Once a company is in the cloud, it should be concerned with how the cloud provider will help the company remain in compliance with the laws, such as Europe’s General Data Protection Regulation (GDPR) or HIPAA in the U.S. This discussion should start from the very beginning rather than after the cloud service is established.
Businesses sometimes find themselves in the cloud long before they planned on it, and that complicates things. One of the core tenets of the cloud is that there should be a self-service interface so it is easy for the customer to set up, change, and exit from cloud services.

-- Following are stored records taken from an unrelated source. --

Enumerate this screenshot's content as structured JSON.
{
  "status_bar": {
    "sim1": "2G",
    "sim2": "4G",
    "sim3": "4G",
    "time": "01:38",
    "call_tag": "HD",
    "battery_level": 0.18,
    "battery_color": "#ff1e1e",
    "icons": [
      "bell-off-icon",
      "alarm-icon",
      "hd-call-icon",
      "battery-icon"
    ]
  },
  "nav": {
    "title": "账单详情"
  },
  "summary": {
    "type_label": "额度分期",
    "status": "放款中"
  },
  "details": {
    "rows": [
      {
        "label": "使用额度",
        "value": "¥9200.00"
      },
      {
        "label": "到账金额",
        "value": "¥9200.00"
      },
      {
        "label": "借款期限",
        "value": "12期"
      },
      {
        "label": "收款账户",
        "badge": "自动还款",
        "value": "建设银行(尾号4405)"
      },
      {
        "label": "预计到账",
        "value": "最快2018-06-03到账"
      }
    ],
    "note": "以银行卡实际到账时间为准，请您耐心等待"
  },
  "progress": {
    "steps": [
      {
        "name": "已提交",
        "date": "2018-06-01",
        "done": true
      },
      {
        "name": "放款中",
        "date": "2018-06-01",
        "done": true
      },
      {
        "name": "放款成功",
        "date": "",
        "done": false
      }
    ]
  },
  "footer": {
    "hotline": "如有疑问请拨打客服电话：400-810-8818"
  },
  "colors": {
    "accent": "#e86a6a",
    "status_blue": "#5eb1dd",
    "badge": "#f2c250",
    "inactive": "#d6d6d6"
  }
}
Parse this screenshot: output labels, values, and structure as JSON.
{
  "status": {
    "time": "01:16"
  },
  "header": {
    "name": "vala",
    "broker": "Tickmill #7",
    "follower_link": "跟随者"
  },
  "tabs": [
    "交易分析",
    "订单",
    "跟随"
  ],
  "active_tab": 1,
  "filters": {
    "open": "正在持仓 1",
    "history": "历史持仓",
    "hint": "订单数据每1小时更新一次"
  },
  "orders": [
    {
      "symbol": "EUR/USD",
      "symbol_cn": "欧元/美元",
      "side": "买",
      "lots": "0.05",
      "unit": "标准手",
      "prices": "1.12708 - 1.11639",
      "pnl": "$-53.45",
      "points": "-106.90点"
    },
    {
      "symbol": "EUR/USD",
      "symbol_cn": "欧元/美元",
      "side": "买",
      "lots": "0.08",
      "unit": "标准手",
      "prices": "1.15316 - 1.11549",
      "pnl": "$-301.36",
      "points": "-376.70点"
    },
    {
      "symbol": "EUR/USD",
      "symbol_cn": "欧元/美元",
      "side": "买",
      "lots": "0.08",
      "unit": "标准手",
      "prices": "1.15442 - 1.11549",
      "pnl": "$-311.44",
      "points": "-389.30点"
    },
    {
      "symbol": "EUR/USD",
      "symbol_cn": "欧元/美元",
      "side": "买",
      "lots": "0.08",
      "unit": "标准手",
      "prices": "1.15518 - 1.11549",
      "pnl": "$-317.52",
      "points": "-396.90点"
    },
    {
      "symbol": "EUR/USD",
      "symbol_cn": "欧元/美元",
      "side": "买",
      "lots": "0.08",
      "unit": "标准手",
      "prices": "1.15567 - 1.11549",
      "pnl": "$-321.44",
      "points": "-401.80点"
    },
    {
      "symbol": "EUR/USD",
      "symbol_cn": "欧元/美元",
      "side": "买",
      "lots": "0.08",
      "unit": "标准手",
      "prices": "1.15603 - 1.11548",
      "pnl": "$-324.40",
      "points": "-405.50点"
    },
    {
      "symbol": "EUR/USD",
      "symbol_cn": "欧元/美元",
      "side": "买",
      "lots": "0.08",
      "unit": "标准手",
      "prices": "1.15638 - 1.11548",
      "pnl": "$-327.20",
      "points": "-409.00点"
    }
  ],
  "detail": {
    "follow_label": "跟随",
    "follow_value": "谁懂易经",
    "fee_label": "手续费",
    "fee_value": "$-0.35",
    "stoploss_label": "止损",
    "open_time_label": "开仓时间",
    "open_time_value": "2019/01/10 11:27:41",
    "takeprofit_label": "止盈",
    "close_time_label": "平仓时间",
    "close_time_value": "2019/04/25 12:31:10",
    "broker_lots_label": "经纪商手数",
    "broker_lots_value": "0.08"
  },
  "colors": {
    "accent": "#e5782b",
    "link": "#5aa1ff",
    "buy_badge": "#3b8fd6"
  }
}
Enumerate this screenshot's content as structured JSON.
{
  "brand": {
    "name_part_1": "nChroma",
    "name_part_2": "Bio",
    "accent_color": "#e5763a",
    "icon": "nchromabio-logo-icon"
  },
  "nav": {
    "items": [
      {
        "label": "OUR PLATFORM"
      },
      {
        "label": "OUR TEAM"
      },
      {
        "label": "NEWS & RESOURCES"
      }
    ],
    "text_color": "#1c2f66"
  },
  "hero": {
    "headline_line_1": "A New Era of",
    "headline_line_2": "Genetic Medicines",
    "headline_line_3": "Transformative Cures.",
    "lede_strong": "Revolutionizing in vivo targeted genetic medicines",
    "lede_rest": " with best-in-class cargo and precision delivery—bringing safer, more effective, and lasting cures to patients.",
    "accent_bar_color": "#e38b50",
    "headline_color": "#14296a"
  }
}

What is not clear, however, is who at the customer’s business will do this. As it turns out, it could be anyone today. All that is needed is a corporate credit card, and a department can be off to the races putting data in the cloud. The term for this is not new; it is shadow IT. This term is getting a lot of use these days because of the characteristics of the cloud.